What a bargain!
Economic analysts’ forecasts for the coming months indicate a slow recovery. The financial crisis of 2008 is still unravelling and the domino effect is evident in many sectors. With daily news headlines persistently negative towards asset values, you could be excused for thinking: How can we contemplate investing in anything at the moment?
The perception of reality is important here. The first reality was created by the scientist Sir Isaac Newton when he put into words the concept of gravity: “Whatever goes up must come down.” The second reality was created by economists and triggered by governments and central banks around the world: Whatever has come down must go up!” This is all because of the third reality, also a cliché: “Money makes the world go round”.
So, with the assistance of generous government stimulus packages, coupled with an expansionary monetary policy and interest rates that are now at levels not seen since the 1960s, we can look forward to brighter times in the future. Through lower interest rates, tax breaks and cash handouts, businesses and households are being given the chance to pick themselves up, dust themselves off and look for opportunities to resume their spending and wealth creation activities.
Over the last 100 years, there have been many severe financial setbacks in the global economy. They include several wars, the Great Depression, the OPEC oil crisis, the 1987 share price collapse, the Asian financial crisis and the Tech wreck.

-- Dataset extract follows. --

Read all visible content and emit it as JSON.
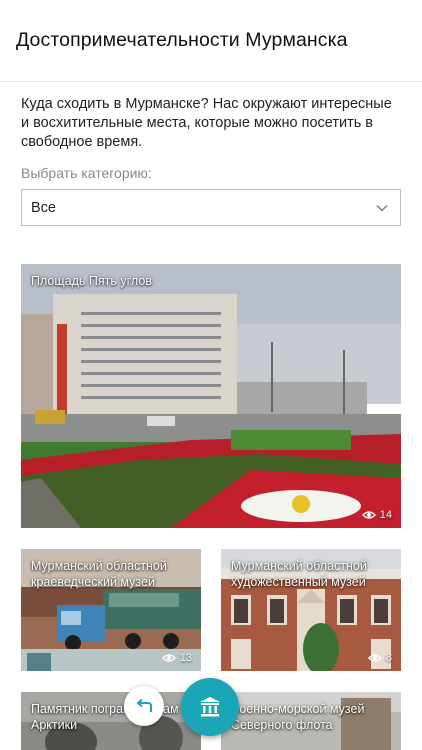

It is true that the magnitude and depth of repercussions caused by the 2008 Global Financial Crisis are greater than previously experienced. However, while asset markets have shown peaks and troughs, the overall price movement is upward in the long run.
We don’t know when the bottom of this cycle will be confirmed, but we do know that the generators have been started by committed governments and central banks on a global basis to overcome the effects of the credit crunch. While lower interest rates may not be favourable for some investors, and many borrowers are likely to focus initially on debt reduction rather than spending, we can only be better off in times to come.
This period of business restructuring, cost-cutting, debt reduction, lower interest rates, and budget deficits are all part of a much larger picture and are common factors at the bottom of a business cycle. The cycle will continue on its course as it has done many times before.